If you’re a reader, no doubt you’ve seen many very acclaimed authors of nonfiction or science and natural history writers venture into the world of fictional writing, only to fail miserably. So it was with trepidation that I received my copy of The Mycologist and began reading … and … it’s actually a pretty delightful little read. As billed, The Mycologist is actually The Diary of Bartholomew Leach, Professor of Natural Philosophy. And although taking place 150 years in the past, the real author (Money) is indeed a mycologist at Miami University in Oxford, Ohio. Like Money, our hero Leach is philosophical, doesn’t suffer fools gladly, and has especially little time for the evangelicals and creationists he finds himself surrounded with (it is the 1800s—though it sometimes seems things have not much changed in a century and a half of scientific advance!). As you follow the day-to-day thoughts and desires (nearly all of them prurient, to say the least!), it’s fun to imagine how much of Money is in Leach. When he’s not contemplating fungi, Leach is preoccupied with licentious thoughts, genitals, and the rubbing of genitals (his own as well as those of others). I suppose this does make the story read like the very private thoughts written in a diary. (However, the story’s lone sex scene seemed pretty implausible to me.) The climax (pun intended) of the story follows two arcs, one is whether Leach will ever be reunited with his estranged daughter. The other involves our southwestern Ohio mycologist making a landmark scientific discovery. Through his own research and observations on molds he tends in the lab, he notices that there is something going on with the natural variability of spores of fungi. The heritability of shapes of those spores leads Leach to draw conclusions about a natural force we now call Natural Selection. Yes, Bartholomew Leach, Professor of Natural Philosophy at a small college in Ohio is the discoverer of Natural Selection!

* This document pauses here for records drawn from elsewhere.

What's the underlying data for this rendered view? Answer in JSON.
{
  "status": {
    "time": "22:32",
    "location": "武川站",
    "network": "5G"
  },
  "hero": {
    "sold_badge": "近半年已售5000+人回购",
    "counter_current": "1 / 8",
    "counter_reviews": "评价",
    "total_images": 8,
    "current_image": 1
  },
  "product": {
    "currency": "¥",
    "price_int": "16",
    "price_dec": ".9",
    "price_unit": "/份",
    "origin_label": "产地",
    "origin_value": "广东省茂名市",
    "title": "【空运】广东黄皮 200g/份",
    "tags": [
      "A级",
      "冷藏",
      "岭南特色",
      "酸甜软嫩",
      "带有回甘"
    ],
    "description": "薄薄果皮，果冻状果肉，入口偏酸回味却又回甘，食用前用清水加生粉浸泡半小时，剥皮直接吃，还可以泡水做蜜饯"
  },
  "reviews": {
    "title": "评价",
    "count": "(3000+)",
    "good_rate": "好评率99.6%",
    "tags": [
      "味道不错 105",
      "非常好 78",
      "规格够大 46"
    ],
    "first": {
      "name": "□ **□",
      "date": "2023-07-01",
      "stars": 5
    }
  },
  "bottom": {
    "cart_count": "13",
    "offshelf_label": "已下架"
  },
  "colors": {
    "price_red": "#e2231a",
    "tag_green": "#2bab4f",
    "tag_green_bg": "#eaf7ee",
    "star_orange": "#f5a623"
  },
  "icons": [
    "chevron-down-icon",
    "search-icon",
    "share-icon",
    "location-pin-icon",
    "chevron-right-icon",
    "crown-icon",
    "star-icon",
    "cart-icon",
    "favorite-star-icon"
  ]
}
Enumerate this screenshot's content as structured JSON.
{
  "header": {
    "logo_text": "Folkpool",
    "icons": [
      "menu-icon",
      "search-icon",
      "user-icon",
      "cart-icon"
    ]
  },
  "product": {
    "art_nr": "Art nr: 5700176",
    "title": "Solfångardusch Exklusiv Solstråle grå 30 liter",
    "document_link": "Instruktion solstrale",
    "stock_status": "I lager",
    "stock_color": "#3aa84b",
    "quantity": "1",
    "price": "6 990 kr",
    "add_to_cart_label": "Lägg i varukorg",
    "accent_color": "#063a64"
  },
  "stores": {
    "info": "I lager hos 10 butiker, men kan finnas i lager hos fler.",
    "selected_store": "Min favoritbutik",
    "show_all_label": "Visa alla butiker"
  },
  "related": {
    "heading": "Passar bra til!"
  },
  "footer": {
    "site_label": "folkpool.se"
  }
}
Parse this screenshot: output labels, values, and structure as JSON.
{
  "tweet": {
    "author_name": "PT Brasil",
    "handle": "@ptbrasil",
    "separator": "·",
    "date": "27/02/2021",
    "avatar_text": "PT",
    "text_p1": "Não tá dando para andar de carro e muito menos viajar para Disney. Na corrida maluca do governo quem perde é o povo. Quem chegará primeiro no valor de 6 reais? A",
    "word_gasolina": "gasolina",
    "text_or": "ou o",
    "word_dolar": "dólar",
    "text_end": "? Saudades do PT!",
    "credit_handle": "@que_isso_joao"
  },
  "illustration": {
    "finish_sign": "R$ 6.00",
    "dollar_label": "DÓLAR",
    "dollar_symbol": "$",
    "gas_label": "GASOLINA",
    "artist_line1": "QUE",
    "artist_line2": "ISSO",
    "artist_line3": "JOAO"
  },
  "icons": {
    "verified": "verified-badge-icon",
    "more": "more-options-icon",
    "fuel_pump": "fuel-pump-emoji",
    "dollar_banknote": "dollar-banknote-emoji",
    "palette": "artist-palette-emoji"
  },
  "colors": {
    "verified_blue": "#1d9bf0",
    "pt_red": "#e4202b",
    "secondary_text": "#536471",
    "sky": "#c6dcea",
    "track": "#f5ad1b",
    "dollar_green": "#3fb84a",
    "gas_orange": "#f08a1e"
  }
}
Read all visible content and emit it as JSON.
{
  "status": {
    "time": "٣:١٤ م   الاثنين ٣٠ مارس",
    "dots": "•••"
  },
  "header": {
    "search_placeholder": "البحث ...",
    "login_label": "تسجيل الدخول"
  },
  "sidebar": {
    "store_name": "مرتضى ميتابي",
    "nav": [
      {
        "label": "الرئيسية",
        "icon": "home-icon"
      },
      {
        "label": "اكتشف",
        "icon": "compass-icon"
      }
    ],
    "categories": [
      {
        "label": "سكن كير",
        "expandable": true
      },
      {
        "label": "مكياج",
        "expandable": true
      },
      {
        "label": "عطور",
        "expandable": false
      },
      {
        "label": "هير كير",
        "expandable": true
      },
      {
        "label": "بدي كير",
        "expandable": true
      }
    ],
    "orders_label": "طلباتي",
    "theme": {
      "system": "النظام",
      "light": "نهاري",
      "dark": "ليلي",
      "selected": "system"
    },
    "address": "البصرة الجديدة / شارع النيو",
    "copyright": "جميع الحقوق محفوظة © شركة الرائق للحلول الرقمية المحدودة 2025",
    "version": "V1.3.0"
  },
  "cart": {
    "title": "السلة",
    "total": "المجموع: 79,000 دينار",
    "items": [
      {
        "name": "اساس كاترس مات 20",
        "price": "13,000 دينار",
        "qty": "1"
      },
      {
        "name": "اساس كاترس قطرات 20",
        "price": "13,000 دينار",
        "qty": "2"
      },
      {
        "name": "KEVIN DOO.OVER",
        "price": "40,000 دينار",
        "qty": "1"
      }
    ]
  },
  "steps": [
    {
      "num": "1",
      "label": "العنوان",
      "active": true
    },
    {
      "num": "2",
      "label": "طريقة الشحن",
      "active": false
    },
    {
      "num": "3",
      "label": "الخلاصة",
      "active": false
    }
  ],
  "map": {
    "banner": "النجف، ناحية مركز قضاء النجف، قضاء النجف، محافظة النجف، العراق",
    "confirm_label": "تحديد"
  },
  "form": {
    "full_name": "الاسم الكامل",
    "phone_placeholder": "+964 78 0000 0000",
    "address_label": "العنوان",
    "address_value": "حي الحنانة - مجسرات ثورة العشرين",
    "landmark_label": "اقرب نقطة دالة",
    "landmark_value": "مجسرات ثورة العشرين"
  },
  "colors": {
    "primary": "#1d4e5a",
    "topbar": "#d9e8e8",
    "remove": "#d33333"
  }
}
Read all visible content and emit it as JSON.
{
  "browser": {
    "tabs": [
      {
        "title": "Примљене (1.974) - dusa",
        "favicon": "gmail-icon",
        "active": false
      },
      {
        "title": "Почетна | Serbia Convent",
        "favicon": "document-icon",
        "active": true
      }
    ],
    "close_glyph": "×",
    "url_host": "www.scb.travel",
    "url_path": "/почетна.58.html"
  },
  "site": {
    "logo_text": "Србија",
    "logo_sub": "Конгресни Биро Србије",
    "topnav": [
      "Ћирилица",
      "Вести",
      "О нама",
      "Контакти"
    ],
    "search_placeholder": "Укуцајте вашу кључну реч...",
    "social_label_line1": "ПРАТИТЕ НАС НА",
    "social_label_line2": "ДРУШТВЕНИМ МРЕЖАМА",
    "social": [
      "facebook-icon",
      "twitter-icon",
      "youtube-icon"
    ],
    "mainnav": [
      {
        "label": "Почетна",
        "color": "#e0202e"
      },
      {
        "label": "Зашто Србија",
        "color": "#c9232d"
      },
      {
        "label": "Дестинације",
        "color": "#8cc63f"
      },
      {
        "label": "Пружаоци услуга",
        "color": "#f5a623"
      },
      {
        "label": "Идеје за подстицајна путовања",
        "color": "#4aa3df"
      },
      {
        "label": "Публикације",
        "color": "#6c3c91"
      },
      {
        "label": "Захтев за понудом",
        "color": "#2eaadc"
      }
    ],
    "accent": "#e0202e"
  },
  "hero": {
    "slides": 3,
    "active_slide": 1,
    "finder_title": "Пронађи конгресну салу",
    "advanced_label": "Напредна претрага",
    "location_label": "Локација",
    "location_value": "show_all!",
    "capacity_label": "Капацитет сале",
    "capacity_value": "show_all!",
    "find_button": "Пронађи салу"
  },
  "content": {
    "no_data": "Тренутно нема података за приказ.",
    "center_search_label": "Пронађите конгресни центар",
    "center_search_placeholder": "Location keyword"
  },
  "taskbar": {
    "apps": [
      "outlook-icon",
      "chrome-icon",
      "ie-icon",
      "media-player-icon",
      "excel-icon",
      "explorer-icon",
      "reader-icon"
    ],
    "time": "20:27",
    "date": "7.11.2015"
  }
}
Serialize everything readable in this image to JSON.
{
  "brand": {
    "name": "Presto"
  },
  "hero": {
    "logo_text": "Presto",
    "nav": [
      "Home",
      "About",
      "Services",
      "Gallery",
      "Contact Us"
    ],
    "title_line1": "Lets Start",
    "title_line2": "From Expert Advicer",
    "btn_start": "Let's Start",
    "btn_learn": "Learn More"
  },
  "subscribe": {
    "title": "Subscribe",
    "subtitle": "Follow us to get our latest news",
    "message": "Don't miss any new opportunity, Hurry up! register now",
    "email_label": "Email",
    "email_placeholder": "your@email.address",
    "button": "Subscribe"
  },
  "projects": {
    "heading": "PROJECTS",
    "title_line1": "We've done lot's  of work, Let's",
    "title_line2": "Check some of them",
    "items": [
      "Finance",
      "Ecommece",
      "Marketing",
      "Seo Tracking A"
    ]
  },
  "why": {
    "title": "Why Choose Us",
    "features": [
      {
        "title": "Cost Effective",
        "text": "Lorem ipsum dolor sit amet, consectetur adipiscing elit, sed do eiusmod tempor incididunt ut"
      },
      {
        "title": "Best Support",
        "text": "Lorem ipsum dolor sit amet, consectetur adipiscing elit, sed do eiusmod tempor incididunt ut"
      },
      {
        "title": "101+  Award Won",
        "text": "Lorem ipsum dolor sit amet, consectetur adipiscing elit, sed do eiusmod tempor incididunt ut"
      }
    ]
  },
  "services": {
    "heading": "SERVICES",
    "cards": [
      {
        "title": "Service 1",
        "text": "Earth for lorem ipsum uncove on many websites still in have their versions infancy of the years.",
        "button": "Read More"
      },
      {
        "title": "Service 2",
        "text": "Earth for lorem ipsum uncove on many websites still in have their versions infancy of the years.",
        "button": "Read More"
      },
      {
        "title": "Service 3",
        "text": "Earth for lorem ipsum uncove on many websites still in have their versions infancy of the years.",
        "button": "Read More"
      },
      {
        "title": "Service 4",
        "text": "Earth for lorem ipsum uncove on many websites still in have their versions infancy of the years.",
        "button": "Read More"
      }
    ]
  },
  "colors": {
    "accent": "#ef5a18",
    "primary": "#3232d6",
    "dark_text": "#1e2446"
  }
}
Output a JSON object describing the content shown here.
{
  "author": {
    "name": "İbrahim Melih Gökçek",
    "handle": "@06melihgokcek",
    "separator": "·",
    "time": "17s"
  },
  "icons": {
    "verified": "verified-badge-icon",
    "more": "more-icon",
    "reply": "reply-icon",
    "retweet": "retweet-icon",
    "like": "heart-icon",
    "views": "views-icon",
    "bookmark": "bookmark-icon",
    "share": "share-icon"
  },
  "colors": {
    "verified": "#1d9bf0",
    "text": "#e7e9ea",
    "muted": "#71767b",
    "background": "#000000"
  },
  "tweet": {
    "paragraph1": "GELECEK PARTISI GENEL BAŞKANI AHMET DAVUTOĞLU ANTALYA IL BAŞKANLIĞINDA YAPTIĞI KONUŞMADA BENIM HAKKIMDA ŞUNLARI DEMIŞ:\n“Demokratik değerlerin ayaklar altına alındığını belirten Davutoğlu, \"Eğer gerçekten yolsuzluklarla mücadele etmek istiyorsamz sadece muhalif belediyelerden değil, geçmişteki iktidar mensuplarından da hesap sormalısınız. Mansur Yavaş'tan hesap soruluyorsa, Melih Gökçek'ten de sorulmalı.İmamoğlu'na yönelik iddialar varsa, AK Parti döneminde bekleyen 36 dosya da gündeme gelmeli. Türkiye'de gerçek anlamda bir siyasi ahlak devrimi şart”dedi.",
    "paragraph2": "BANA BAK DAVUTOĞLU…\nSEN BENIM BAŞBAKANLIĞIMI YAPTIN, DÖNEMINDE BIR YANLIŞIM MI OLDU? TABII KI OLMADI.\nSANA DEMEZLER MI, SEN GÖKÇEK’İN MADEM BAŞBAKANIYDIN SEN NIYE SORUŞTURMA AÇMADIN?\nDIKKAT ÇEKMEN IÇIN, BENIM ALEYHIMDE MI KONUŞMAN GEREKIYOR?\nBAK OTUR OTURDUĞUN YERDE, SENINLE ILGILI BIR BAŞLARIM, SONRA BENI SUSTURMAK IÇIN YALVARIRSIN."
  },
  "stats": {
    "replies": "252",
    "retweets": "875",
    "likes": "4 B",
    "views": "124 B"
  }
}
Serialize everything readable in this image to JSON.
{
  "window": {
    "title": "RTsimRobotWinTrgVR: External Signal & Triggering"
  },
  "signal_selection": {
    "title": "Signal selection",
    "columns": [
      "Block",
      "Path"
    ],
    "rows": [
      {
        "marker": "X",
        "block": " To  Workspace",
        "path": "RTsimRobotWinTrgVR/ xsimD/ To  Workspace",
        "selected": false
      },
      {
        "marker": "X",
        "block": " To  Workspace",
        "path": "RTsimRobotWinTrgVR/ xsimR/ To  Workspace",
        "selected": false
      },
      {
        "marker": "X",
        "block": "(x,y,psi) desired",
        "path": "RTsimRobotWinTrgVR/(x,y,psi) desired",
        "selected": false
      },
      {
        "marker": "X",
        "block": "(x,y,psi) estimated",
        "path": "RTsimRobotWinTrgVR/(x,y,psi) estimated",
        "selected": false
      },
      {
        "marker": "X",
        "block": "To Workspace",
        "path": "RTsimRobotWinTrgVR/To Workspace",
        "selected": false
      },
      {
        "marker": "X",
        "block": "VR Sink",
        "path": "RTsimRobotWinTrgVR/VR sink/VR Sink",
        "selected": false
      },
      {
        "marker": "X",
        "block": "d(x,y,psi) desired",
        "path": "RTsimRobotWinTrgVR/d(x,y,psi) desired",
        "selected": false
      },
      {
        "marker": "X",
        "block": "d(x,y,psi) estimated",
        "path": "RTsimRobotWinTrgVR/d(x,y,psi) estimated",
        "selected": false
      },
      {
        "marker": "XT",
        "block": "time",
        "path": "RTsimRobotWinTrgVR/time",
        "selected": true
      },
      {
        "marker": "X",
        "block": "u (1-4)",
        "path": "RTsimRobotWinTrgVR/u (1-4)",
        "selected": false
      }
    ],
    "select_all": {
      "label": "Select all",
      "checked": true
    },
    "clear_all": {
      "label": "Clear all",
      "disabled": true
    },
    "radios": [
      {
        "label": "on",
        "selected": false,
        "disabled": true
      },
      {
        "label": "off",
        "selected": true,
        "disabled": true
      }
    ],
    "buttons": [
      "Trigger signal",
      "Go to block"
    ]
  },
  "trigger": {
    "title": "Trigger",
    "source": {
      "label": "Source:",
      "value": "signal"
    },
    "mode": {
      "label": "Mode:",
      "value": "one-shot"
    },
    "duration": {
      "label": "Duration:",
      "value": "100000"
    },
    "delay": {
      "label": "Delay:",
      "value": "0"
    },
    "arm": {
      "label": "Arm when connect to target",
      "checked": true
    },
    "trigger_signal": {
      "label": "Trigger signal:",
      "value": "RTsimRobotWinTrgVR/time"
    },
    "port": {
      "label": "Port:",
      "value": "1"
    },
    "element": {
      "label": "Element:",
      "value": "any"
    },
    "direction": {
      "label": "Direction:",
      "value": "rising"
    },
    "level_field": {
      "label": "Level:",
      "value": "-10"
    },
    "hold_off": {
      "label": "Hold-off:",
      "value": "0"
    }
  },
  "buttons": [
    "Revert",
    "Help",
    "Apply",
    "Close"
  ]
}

But will he be able to publish his results before getting scooped by other scientists? (There are rumors that two fellows by the names of Darwin and Wallace have independently made similar discoveries.) I’m not going to ruin the surprise.

— Review by Britt Bunyard
— Originally published in Fungi